Fall in number of motorists caught under the influence of drink or drugs

A FALL IN THE number of drink or drug driving offences in the North East during the recent festive season has been welcomed by police.

Police recorded a fall of around 20% in the number of cases that required enforcement action when compared to the previous year.

There was a four-week national campaign that saw an increase in police activity on roads to ensure that those who thought it acceptable to drive under the influence were caught.
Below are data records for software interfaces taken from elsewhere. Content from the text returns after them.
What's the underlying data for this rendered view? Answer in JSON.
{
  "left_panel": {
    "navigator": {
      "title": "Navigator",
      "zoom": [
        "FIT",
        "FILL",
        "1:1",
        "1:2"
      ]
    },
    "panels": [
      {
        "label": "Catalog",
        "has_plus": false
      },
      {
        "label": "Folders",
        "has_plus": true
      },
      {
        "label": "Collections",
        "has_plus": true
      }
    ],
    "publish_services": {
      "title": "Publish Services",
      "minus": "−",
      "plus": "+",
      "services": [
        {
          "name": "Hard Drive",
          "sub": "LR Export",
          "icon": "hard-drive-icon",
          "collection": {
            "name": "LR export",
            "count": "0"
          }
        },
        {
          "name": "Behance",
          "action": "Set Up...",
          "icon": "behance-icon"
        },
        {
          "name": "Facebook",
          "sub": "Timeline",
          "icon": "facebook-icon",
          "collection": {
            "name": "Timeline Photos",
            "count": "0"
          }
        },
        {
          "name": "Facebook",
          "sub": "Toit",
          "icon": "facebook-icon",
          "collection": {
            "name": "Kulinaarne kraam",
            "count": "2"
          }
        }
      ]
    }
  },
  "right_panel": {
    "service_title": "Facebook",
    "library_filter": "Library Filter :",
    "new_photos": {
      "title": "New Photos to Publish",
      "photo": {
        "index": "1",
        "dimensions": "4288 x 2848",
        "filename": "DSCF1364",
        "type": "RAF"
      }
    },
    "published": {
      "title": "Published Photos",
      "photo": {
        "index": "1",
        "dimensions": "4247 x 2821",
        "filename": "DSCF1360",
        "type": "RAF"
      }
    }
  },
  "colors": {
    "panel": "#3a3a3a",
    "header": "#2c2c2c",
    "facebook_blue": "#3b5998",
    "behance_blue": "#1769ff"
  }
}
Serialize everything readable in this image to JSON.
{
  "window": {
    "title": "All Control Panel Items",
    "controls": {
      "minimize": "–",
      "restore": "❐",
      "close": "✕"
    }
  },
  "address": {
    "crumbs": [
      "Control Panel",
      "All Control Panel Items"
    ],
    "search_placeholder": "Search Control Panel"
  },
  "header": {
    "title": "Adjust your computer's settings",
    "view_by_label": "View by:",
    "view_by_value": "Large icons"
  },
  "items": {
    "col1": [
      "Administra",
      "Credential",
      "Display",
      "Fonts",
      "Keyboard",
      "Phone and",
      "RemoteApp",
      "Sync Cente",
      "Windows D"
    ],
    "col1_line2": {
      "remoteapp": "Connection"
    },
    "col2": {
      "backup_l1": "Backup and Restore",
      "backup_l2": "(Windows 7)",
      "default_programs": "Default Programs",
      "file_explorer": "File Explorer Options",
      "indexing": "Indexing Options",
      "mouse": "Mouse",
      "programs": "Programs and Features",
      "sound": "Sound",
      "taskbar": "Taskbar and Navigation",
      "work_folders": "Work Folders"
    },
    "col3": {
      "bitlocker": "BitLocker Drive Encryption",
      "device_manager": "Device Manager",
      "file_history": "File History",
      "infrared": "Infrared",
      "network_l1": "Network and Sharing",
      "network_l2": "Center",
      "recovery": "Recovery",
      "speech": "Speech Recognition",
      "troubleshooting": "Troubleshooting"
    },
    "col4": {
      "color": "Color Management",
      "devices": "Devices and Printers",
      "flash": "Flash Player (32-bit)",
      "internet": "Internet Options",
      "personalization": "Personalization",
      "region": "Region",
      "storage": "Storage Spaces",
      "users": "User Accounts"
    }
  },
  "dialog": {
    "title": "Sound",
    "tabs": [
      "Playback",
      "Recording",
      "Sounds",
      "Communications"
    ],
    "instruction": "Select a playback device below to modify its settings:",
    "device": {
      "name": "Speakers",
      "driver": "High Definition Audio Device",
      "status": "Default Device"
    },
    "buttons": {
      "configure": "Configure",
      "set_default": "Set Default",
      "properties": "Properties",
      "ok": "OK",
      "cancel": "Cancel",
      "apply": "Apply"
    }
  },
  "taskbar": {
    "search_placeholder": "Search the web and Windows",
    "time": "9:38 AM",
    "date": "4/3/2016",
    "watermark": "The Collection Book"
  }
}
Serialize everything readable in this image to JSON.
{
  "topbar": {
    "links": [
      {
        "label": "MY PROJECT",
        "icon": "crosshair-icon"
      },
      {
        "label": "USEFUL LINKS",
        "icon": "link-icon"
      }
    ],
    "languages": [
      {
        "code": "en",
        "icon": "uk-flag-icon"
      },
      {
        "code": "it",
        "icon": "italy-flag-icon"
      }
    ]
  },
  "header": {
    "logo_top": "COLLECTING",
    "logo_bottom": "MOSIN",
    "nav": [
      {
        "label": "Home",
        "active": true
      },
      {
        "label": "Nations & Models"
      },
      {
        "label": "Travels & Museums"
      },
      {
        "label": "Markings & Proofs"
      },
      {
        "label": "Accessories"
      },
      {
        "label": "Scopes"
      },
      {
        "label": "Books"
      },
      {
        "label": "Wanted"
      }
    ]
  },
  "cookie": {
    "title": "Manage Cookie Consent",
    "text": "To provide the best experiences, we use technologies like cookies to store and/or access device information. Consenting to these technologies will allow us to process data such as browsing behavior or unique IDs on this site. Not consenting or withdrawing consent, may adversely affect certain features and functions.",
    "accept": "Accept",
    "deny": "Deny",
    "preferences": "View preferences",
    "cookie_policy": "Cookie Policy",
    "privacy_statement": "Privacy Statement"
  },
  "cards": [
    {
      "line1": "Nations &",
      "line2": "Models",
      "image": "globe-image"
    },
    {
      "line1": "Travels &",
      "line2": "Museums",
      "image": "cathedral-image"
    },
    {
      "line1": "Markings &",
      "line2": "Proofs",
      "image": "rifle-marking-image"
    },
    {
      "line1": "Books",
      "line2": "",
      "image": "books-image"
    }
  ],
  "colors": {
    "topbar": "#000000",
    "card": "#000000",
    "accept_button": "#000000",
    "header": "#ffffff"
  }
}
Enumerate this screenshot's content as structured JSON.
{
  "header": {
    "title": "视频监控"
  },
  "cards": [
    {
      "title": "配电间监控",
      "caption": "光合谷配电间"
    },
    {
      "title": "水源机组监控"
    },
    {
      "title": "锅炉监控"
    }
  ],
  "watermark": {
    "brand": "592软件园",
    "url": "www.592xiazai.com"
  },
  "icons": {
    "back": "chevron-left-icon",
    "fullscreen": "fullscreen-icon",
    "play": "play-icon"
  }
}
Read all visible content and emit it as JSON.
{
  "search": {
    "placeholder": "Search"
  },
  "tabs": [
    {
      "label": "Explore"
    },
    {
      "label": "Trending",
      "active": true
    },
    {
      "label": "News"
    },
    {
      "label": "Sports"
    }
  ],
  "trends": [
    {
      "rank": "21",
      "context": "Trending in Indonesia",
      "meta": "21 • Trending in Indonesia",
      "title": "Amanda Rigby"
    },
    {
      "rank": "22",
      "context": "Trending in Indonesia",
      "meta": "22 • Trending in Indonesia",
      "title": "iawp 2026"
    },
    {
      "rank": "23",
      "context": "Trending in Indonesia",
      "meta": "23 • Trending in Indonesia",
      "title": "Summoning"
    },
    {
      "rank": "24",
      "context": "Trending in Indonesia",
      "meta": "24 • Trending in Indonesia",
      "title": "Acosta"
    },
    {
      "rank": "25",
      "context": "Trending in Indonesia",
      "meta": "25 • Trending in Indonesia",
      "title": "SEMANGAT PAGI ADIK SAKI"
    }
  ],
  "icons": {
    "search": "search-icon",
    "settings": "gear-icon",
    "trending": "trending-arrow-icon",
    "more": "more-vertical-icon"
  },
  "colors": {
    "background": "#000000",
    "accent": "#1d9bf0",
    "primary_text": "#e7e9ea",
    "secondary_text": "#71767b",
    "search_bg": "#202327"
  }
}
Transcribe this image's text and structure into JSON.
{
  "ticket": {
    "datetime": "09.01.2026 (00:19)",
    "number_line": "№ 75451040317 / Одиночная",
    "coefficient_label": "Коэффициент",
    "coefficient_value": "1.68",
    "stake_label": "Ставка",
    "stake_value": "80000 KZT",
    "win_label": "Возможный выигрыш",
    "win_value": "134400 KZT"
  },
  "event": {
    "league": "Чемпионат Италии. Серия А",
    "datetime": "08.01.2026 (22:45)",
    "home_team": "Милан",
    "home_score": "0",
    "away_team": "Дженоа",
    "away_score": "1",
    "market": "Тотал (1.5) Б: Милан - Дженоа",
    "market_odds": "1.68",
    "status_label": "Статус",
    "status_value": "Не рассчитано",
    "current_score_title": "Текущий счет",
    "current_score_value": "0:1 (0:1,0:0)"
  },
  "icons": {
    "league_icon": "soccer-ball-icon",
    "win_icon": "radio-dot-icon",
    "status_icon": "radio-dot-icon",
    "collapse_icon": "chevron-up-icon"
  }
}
A total of 567 were detected for drink and drug driving offences – down from 625 in 2016.

In the North East, officers detected 57 motorists for alleged drink/driving offences – last year 71 people were charged.

Road Policing Inspector Neil Morrison said: “It is naturally disappointing that the proportion of drink drivers detected nationally has increased, however from a local perspective it is somewhat reassuring to learn that the drink drive message does appear to be hitting home.

“In saying this one detection is one too many, and whilst this drop is welcomed it is still a huge disappointment to learn that for some drink driving remains acceptable behaviour.

“I can provide every assurance that drink or drug driving is not socially acceptable and should not be seen as such. Police Scotland is fully committed to tackling this inconsiderate, anti-social and potential life changing behaviour and will continue to enforce the drink drive legislation across the region on a daily basis.”

Those who fail drink/drug drive tests can face a minimum 12 month driving ban, a criminal record for a lengthy period and a substantial fine.

Inspector Morrison added: “A number of those detected were notified to us as a result of information we had received from concerned members of the public and I would like to take this opportunity to thank those who took the time to phone and report alleged drink drivers and would encourage this practice to continue.

“Road safety is everyone’s responsibility and the information we receive, anonymously or otherwise, greatly assists us in being able to identify and tackle this issue head on.”